··· Exercise material
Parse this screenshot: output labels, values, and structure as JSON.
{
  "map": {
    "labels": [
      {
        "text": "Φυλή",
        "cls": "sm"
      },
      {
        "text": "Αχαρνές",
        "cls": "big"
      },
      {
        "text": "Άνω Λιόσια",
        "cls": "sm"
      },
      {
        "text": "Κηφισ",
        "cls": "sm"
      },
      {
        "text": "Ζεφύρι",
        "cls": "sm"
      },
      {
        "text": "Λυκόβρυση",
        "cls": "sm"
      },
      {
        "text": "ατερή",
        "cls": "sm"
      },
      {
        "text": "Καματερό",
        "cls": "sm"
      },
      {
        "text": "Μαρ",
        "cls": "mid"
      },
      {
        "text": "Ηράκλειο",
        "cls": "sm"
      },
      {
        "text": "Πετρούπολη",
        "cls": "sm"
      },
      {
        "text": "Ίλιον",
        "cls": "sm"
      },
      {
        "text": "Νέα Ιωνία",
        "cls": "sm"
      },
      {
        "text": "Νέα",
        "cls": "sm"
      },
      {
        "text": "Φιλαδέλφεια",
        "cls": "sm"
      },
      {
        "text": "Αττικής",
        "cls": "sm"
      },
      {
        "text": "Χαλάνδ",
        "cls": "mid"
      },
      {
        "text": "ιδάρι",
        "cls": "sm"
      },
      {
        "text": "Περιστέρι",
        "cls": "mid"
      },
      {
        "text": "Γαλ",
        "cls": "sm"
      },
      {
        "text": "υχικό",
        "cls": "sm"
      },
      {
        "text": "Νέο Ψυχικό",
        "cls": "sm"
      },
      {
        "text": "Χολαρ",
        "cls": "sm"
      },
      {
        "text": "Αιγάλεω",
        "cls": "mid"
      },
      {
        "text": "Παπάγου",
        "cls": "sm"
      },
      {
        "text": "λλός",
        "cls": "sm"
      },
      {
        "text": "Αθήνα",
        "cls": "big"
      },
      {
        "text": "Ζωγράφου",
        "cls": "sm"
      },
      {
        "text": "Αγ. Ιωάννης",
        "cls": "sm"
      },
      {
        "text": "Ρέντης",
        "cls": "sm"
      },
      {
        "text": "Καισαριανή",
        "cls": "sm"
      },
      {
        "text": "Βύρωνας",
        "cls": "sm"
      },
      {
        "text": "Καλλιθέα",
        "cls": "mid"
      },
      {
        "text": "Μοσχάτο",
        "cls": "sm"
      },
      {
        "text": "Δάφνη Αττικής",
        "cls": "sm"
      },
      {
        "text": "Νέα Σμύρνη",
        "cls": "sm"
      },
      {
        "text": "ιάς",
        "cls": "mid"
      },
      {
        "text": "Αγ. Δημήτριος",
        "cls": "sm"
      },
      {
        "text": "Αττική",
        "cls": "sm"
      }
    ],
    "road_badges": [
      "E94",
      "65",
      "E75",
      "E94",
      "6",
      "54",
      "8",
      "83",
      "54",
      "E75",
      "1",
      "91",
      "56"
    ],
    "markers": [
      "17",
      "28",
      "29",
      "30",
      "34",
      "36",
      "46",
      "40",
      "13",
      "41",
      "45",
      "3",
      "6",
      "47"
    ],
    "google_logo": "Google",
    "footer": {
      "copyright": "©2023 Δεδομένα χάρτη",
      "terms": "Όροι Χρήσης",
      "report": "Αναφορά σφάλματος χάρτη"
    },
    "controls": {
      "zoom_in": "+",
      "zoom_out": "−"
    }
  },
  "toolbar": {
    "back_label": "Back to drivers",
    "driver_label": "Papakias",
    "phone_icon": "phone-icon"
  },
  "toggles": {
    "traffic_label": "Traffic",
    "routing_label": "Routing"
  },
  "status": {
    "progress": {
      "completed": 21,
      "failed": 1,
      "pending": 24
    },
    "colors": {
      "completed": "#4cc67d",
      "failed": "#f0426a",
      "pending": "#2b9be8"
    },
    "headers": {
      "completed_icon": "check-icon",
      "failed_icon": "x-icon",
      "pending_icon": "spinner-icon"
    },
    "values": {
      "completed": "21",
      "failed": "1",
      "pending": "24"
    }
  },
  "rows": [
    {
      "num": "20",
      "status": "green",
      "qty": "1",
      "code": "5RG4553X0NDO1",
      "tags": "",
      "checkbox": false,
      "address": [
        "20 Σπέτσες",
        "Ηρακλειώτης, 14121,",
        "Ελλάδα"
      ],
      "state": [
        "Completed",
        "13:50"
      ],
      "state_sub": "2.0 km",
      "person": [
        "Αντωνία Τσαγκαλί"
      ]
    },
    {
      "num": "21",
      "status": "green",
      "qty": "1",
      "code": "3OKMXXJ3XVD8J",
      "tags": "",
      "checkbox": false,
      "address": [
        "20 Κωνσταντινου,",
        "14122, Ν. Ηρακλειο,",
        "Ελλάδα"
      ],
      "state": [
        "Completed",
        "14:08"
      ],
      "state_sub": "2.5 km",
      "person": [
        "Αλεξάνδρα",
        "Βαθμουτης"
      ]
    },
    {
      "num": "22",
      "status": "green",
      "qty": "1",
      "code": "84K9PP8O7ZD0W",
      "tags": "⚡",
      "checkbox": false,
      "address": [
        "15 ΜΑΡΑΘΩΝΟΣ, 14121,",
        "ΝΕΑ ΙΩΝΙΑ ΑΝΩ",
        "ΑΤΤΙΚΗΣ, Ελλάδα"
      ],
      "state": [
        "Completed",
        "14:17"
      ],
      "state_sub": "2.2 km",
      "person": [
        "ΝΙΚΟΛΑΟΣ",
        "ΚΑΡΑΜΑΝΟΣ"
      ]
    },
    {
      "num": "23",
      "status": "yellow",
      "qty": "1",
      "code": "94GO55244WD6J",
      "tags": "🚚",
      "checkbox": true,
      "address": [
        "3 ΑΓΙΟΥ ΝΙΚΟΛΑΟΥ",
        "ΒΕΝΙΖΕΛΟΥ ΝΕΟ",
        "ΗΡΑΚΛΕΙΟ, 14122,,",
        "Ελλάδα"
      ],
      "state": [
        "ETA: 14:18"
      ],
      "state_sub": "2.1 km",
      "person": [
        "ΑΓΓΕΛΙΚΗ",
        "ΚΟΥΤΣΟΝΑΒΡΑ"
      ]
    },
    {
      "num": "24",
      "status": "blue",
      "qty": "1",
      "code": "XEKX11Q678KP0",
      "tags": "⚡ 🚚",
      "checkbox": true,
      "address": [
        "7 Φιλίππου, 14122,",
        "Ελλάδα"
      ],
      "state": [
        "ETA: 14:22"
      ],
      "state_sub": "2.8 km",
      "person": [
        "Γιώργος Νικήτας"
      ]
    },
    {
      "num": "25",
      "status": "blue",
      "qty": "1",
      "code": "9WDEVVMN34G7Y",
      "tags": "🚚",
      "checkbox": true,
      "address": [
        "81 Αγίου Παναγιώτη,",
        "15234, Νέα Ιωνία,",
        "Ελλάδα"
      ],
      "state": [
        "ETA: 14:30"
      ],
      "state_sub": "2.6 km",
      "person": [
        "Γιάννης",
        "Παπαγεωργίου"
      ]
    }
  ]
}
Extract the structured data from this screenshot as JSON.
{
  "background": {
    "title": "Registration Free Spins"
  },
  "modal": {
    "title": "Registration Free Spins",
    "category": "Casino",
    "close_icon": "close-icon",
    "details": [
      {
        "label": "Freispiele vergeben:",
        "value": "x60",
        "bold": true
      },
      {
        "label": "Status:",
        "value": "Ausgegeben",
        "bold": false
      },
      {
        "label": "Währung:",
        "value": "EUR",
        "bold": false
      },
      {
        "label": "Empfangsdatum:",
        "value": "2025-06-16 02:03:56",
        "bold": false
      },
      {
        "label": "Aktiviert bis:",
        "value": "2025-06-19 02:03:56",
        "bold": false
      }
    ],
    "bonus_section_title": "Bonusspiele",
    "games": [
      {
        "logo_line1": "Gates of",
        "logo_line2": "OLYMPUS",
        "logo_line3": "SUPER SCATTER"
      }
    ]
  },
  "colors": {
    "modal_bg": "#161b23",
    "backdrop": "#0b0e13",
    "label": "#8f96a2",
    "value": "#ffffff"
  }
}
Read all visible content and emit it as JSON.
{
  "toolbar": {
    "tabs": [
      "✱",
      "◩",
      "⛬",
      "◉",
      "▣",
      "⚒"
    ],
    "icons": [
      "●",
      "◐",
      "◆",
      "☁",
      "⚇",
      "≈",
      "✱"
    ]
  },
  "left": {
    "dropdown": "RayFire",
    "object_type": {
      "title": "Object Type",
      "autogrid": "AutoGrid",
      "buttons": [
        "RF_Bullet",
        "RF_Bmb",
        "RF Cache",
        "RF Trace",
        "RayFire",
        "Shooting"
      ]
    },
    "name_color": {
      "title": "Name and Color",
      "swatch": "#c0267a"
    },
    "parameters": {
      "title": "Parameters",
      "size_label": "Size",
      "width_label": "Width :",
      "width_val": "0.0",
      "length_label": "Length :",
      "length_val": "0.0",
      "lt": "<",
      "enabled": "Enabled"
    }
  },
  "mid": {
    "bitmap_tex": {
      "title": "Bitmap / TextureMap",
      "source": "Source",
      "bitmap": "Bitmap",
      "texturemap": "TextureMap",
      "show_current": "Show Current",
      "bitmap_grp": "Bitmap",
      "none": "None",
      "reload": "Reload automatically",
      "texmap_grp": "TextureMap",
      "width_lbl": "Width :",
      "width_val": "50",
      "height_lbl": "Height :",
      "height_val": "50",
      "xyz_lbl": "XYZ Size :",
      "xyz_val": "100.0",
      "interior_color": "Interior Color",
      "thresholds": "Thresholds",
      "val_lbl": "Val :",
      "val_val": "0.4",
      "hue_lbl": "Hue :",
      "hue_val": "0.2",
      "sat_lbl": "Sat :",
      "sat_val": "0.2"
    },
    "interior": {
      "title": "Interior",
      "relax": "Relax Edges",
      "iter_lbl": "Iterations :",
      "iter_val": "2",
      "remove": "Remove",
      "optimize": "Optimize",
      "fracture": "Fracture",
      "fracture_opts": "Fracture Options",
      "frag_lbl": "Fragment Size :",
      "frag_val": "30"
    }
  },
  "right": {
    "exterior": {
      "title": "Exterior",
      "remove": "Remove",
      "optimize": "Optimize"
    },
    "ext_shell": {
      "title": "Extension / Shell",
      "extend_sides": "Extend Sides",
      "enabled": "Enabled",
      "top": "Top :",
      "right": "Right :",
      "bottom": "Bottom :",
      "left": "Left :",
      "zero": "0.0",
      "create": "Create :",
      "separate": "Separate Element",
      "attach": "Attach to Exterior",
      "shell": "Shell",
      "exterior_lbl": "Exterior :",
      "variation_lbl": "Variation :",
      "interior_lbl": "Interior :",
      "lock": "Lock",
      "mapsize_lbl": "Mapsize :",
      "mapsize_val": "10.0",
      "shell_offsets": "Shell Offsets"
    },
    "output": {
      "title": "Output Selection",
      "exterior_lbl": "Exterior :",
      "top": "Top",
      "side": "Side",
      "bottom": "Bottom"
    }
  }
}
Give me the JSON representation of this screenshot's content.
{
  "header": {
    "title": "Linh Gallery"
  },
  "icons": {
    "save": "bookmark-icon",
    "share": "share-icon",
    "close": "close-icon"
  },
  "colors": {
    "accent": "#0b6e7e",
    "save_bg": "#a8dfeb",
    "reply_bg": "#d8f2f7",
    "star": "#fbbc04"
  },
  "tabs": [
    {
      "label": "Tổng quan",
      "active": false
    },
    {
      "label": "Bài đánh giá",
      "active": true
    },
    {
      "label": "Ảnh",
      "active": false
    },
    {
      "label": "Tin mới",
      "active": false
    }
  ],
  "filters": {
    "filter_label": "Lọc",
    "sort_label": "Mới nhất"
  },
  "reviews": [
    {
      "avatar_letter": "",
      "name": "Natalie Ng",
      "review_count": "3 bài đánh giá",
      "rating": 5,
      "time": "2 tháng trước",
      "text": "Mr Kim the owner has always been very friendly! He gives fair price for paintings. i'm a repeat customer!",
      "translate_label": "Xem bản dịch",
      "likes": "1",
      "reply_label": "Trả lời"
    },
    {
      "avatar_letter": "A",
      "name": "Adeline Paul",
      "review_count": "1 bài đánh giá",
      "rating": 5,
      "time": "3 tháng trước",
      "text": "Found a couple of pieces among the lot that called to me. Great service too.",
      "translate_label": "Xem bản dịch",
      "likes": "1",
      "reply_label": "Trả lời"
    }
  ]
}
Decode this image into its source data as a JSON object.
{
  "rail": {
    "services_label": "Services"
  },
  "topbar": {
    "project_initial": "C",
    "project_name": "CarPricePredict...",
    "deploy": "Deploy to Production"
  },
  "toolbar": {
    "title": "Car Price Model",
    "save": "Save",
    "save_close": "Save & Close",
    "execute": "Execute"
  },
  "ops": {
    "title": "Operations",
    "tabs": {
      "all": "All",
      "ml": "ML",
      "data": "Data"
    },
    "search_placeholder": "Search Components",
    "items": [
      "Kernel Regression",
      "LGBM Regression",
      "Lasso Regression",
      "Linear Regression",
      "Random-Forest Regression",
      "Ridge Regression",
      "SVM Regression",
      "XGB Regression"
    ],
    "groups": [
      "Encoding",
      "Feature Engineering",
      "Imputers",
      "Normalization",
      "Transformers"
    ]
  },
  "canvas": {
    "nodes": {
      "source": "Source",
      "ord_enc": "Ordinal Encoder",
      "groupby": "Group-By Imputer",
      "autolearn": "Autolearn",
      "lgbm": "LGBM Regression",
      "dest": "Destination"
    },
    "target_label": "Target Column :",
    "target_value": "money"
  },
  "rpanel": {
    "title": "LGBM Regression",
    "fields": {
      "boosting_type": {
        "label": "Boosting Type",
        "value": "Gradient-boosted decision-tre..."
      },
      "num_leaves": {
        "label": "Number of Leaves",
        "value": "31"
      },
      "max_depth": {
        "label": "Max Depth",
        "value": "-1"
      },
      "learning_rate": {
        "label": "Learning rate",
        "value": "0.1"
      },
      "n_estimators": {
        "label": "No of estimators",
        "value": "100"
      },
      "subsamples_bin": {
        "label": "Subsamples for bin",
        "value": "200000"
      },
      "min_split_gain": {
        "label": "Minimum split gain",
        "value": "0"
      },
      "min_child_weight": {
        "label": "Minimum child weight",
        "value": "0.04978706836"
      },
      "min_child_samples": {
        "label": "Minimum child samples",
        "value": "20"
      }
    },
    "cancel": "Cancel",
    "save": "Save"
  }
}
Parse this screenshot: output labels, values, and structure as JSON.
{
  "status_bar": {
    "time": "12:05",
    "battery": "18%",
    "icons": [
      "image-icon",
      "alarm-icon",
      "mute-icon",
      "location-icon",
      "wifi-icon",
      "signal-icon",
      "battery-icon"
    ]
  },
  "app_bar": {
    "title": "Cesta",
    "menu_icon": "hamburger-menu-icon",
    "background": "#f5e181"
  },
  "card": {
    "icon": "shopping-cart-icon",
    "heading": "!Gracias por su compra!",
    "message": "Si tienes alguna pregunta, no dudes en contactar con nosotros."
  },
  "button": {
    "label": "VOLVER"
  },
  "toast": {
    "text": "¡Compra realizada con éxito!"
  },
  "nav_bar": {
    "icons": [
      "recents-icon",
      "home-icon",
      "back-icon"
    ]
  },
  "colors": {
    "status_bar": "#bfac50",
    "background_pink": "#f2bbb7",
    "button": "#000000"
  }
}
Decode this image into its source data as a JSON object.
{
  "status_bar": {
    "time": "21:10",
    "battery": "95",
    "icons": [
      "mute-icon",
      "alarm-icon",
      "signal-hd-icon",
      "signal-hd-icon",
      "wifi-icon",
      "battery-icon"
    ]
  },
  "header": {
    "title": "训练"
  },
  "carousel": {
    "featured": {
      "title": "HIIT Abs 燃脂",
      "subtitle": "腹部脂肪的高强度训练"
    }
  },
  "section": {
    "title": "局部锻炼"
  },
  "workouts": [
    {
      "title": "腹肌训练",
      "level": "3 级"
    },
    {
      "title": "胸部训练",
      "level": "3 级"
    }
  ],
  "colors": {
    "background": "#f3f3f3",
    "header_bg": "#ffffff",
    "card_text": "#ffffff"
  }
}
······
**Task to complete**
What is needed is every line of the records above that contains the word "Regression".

**Output of the task**
      "Kernel Regression",
      "LGBM Regression",
      "Lasso Regression",
      "Linear Regression",
      "Random-Forest Regression",
      "Ridge Regression",
      "SVM Regression",
      "XGB Regression"
      "lgbm": "LGBM Regression",
    "title": "LGBM Regression",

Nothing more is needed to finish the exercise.